U.S. Classification318/400.06, 318/400.03, G9B/19.027, 318/400.11
International ClassificationG11B19/20, H02P6/18, H02P6/08
Cooperative ClassificationH02P6/18, H02P6/08, G11B19/20
European ClassificationG11B19/20, H02P6/08, H02P6/18
Legal Events
DateCodeEventDescription
Jan 7, 1992ASAssignment
Owner name: HITACHI,LTD. A CORPORATION OF JAPAN
Free format text: ASSIGNMENT OF ASSIGNORS INTEREST.;ASSIGNORS:MASUDA, HIROSHI;TUNATA, KATSUHIRO;REEL/FRAME:005962/0710
Effective date: 19910110
Sep 28, 1995FPAYFee payment

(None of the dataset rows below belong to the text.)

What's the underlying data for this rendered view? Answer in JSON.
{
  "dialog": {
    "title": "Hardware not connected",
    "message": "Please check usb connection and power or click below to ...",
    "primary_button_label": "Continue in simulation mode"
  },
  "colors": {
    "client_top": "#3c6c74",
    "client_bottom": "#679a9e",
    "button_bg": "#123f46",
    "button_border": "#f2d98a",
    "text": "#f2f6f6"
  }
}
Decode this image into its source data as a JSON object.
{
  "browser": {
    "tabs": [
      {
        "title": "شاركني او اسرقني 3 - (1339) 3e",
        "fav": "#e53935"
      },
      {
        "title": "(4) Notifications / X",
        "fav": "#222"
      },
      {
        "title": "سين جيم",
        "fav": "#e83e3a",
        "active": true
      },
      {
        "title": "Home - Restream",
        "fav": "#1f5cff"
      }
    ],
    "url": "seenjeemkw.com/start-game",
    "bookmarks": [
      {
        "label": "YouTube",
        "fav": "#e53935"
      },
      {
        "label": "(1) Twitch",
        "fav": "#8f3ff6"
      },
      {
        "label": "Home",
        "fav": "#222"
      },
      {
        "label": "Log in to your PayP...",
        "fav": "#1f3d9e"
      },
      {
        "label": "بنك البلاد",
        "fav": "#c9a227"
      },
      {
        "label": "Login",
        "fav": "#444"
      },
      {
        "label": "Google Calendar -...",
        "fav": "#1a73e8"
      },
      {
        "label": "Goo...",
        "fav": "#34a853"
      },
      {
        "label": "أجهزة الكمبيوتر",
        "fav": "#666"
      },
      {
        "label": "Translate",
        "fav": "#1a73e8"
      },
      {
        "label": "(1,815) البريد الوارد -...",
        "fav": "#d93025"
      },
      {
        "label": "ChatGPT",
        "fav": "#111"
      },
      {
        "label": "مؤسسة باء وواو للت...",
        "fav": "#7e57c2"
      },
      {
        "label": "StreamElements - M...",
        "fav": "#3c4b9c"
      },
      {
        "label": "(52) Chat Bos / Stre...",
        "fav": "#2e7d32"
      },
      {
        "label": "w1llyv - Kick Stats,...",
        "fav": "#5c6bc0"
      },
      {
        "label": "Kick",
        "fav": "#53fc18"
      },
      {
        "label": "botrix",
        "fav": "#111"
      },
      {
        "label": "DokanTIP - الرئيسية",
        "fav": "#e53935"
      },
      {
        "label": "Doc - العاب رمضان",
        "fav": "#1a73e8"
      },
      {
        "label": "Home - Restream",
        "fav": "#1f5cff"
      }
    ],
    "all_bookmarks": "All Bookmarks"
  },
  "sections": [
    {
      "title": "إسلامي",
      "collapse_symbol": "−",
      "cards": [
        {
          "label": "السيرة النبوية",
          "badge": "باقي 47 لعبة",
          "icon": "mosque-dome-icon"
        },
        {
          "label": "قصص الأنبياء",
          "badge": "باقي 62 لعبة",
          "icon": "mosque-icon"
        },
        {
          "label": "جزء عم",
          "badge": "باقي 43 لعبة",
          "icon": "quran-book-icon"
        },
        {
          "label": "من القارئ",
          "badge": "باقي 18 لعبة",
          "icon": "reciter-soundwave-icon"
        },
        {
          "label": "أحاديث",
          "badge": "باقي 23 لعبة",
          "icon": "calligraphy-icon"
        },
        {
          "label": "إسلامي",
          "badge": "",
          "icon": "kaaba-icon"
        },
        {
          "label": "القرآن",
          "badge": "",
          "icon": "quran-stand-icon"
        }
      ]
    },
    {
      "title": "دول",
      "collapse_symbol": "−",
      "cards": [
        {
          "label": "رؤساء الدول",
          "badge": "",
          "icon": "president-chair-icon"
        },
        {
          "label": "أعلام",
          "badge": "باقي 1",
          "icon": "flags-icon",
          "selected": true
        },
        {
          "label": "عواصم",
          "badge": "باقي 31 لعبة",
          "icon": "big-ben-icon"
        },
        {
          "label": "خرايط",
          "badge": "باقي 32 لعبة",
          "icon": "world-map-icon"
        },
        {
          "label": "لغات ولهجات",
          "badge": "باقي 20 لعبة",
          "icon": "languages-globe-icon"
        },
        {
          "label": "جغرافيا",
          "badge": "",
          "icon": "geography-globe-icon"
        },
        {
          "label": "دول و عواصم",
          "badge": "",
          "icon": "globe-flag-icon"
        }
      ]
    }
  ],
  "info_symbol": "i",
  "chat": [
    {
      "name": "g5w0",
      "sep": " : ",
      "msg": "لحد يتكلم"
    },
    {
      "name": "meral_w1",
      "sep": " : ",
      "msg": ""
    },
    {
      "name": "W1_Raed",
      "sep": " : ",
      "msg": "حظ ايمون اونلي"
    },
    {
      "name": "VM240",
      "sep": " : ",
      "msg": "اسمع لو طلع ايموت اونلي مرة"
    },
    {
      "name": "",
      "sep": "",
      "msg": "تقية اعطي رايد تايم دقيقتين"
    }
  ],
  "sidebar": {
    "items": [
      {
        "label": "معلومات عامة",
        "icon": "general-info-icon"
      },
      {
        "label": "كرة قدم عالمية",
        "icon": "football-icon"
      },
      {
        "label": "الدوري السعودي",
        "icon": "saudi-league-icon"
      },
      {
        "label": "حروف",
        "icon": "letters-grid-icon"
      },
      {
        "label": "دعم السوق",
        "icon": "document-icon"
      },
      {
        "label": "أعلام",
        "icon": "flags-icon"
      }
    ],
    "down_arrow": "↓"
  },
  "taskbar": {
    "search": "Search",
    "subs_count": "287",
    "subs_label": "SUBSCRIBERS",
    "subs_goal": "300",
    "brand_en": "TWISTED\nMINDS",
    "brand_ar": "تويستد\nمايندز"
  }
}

Year of fee payment: 4
Dec 14, 1999REMIMaintenance fee reminder mailed
May 21, 2000LAPSLapse for failure to pay maintenance fees
Aug 1, 2000FPExpired due to failure to pay maintenance fee
Effective date: 20000519